Ministers from some 30 countries offered few details about how they plan to unblock the so-called Doha Round of world trade talks, which have been frozen since last summer.
But a short statement issued by the Swiss Economics Ministry, which organized the informal ministerial meeting Saturday, said the group wanted a quick resumption of 'full-scale activity' in the trade talks.
The meeting took place on the sidelines of the World Economic Forum, an annual meeting gathering some of the globe's most powerful politicians and business leaders at the Swiss resort of Davos.
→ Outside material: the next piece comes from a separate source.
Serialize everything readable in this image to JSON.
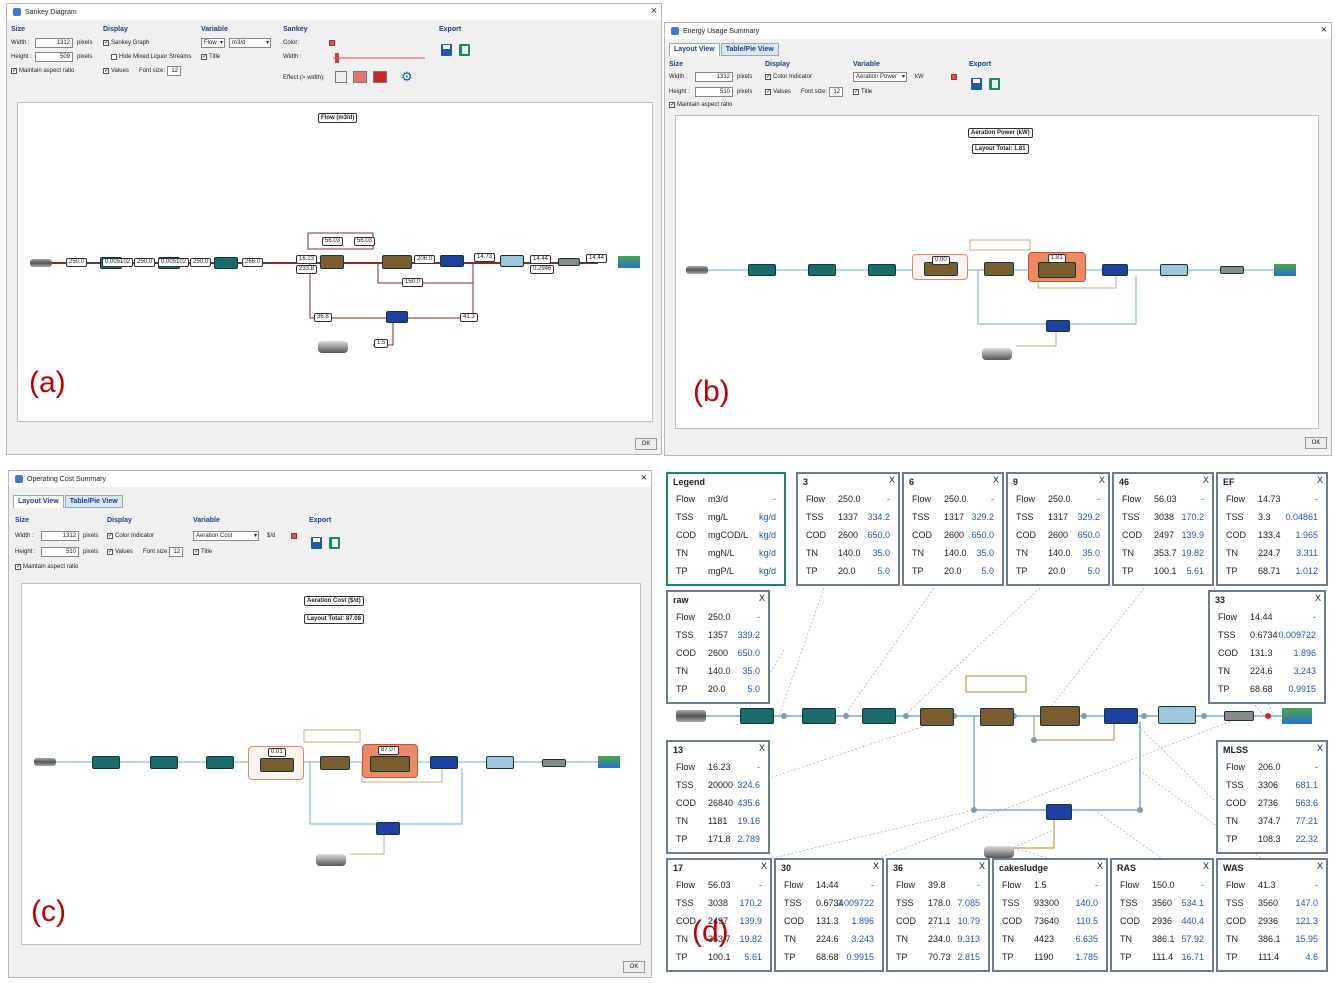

During a special panel on the stalled talks, World Trade Organization (WTO) chief Pascal Lamy sounded cautiously optimistic.
"I remain of the view that it is doable," he said. "What we got this morning is the message that the momentum was there, that we are switching, or that we have to be prepared to switch from this flying mode above the landing zone, which we have been doing for some time, to the sort of switching to the approach mode."
Even if political will to resume trade negotiations is there, and many leaders say it is, major sticking points remain. Key among them are disagreements between the EU, the U.S. and developing nations over slashing agricultural tariffs, which developing nations say put their farmers at a disadvantage and protect farmers in wealthier nations.
Elections in France later this year may also break the momentum to strike a deal. Meanwhile, special congressional 'fast-track' authority in the U.S. to approve a trade deal expires at the end of June.
Still, a number of leaders remain optimistic, including British Prime Minister Tony Blair. Speaking at Davos Friday, Blair said a new trade deal could particularly benefit developing countries.
"There is really no substantive reason why we can't get a deal done, that this would be enormous in development terms," said Mr. Blair. "An aid-for trade package would be enormously beneficial for countries in Africa, and, actually, for the rest of the world."
Lamy of the WTO has not said when he will officially announce the official restarting of trade negotiations. But, he acknowledged, the window of opportunity is a narrow one.